DATA FOR THE TASK
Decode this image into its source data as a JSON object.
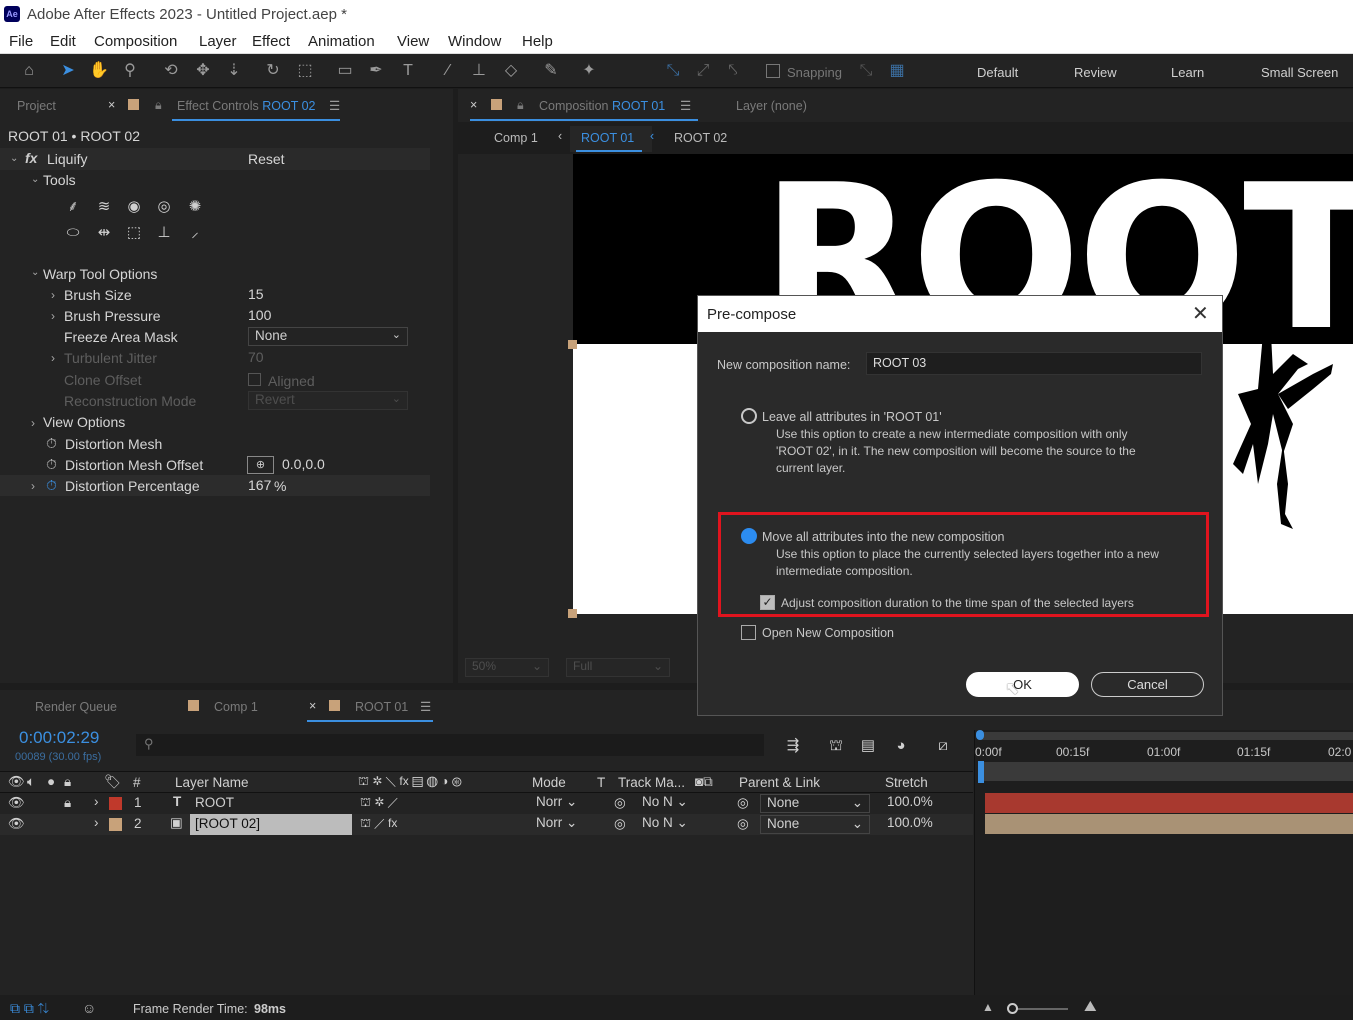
{
  "app": {
    "title": "Adobe After Effects 2023 - Untitled Project.aep *",
    "logo_text": "Ae"
  },
  "menu": [
    "File",
    "Edit",
    "Composition",
    "Layer",
    "Effect",
    "Animation",
    "View",
    "Window",
    "Help"
  ],
  "toolbar": {
    "snapping_label": "Snapping",
    "workspaces": [
      "Default",
      "Review",
      "Learn",
      "Small Screen"
    ]
  },
  "left_panel": {
    "tab_project": "Project",
    "tab_effect_controls_prefix": "Effect Controls",
    "tab_effect_controls_target": "ROOT 02",
    "header": "ROOT 01 • ROOT 02",
    "effect_name": "Liquify",
    "reset_label": "Reset",
    "tools_label": "Tools",
    "warp_tool_options_label": "Warp Tool Options",
    "brush_size_label": "Brush Size",
    "brush_size_value": "15",
    "brush_pressure_label": "Brush Pressure",
    "brush_pressure_value": "100",
    "freeze_area_mask_label": "Freeze Area Mask",
    "freeze_area_mask_value": "None",
    "turbulent_jitter_label": "Turbulent Jitter",
    "turbulent_jitter_value": "70",
    "clone_offset_label": "Clone Offset",
    "aligned_label": "Aligned",
    "reconstruction_mode_label": "Reconstruction Mode",
    "reconstruction_mode_value": "Revert",
    "view_options_label": "View Options",
    "distortion_mesh_label": "Distortion Mesh",
    "distortion_mesh_offset_label": "Distortion Mesh Offset",
    "distortion_mesh_offset_value": "0.0,0.0",
    "distortion_percentage_label": "Distortion Percentage",
    "distortion_percentage_value": "167",
    "distortion_percentage_unit": "%"
  },
  "comp_panel": {
    "tab_prefix": "Composition",
    "tab_target": "ROOT 01",
    "layer_tab": "Layer (none)",
    "breadcrumbs": [
      "Comp 1",
      "ROOT 01",
      "ROOT 02"
    ],
    "canvas_text": "ROOT",
    "zoom_value": "50%",
    "resolution_value": "Full"
  },
  "dialog": {
    "title": "Pre-compose",
    "name_label": "New composition name:",
    "name_value": "ROOT 03",
    "option1_label": "Leave all attributes in 'ROOT 01'",
    "option1_desc_lines": [
      "Use this option to create a new intermediate composition with only",
      "'ROOT 02', in it. The new composition will become the source to the",
      "current layer."
    ],
    "option2_label": "Move all attributes into the new composition",
    "option2_desc_lines": [
      "Use this option to place the currently selected layers together into a new",
      "intermediate composition."
    ],
    "adjust_label": "Adjust composition duration to the time span of the selected layers",
    "open_new_label": "Open New Composition",
    "ok_label": "OK",
    "cancel_label": "Cancel",
    "highlight_color": "#e0141e"
  },
  "timeline": {
    "tabs": [
      "Render Queue",
      "Comp 1",
      "ROOT 01"
    ],
    "timecode": "0:00:02:29",
    "frame_info": "00089 (30.00 fps)",
    "search_placeholder": "",
    "columns": {
      "num": "#",
      "layer_name": "Layer Name",
      "mode": "Mode",
      "t": "T",
      "track_matte": "Track Ma...",
      "parent": "Parent & Link",
      "stretch": "Stretch"
    },
    "ruler": [
      "0:00f",
      "00:15f",
      "01:00f",
      "01:15f",
      "02:0"
    ],
    "layers": [
      {
        "num": "1",
        "name": "ROOT",
        "type_glyph": "T",
        "mode": "Norr",
        "track": "No N",
        "parent": "None",
        "stretch": "100.0%",
        "color": "#c0392b"
      },
      {
        "num": "2",
        "name": "[ROOT 02]",
        "type_glyph": "▣",
        "mode": "Norr",
        "track": "No N",
        "parent": "None",
        "stretch": "100.0%",
        "color": "#c8a27a"
      }
    ],
    "status_label": "Frame Render Time:",
    "status_value": "98ms"
  }
}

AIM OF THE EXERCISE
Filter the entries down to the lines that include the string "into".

SOLUTION TO THE EXERCISE
Decode this image into its source data as a JSON object.
    "option2_label": "Move all attributes into the new composition",
      "Use this option to place the currently selected layers together into a new",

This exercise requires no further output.